**PROMPT**
Each entry must appear again exactly as it does in the source.

**THE INPUT**
[Start of Attachment]
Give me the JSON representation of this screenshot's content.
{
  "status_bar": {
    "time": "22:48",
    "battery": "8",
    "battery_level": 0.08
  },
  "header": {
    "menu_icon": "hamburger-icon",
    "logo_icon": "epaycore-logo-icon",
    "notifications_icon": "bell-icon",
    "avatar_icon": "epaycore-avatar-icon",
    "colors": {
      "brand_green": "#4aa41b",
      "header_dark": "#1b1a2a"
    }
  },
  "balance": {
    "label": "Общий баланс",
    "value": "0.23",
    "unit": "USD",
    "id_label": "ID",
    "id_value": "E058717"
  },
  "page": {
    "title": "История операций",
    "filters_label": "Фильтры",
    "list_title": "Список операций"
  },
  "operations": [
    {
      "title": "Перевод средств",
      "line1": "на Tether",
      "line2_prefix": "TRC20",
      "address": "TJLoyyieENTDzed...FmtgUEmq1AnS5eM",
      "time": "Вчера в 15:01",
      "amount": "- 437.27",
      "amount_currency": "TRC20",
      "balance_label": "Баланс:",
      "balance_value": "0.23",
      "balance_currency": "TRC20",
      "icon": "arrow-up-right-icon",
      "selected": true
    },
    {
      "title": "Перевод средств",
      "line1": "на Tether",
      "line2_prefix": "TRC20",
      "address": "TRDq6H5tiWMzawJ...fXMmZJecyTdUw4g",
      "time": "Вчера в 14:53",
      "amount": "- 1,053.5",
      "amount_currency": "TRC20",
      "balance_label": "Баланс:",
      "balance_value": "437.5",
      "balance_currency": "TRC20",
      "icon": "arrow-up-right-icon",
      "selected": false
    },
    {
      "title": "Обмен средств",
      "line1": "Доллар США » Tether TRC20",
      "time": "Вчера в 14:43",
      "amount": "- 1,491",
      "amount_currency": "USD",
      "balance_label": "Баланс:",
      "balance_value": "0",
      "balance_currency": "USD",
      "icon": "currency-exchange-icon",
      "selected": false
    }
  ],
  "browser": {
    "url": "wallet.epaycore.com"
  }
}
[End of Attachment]
**REPLY TO THE TASK**
Give me the JSON representation of this screenshot's content.
{
  "status_bar": {
    "time": "22:48",
    "battery": "8",
    "battery_level": 0.08
  },
  "header": {
    "menu_icon": "hamburger-icon",
    "logo_icon": "epaycore-logo-icon",
    "notifications_icon": "bell-icon",
    "avatar_icon": "epaycore-avatar-icon",
    "colors": {
      "brand_green": "#4aa41b",
      "header_dark": "#1b1a2a"
    }
  },
  "balance": {
    "label": "Общий баланс",
    "value": "0.23",
    "unit": "USD",
    "id_label": "ID",
    "id_value": "E058717"
  },
  "page": {
    "title": "История операций",
    "filters_label": "Фильтры",
    "list_title": "Список операций"
  },
  "operations": [
    {
      "title": "Перевод средств",
      "line1": "на Tether",
      "line2_prefix": "TRC20",
      "address": "TJLoyyieENTDzed...FmtgUEmq1AnS5eM",
      "time": "Вчера в 15:01",
      "amount": "- 437.27",
      "amount_currency": "TRC20",
      "balance_label": "Баланс:",
      "balance_value": "0.23",
      "balance_currency": "TRC20",
      "icon": "arrow-up-right-icon",
      "selected": true
    },
    {
      "title": "Перевод средств",
      "line1": "на Tether",
      "line2_prefix": "TRC20",
      "address": "TRDq6H5tiWMzawJ...fXMmZJecyTdUw4g",
      "time": "Вчера в 14:53",
      "amount": "- 1,053.5",
      "amount_currency": "TRC20",
      "balance_label": "Баланс:",
      "balance_value": "437.5",
      "balance_currency": "TRC20",
      "icon": "arrow-up-right-icon",
      "selected": false
    },
    {
      "title": "Обмен средств",
      "line1": "Доллар США » Tether TRC20",
      "time": "Вчера в 14:43",
      "amount": "- 1,491",
      "amount_currency": "USD",
      "balance_label": "Баланс:",
      "balance_value": "0",
      "balance_currency": "USD",
      "icon": "currency-exchange-icon",
      "selected": false
    }
  ],
  "browser": {
    "url": "wallet.epaycore.com"
  }
}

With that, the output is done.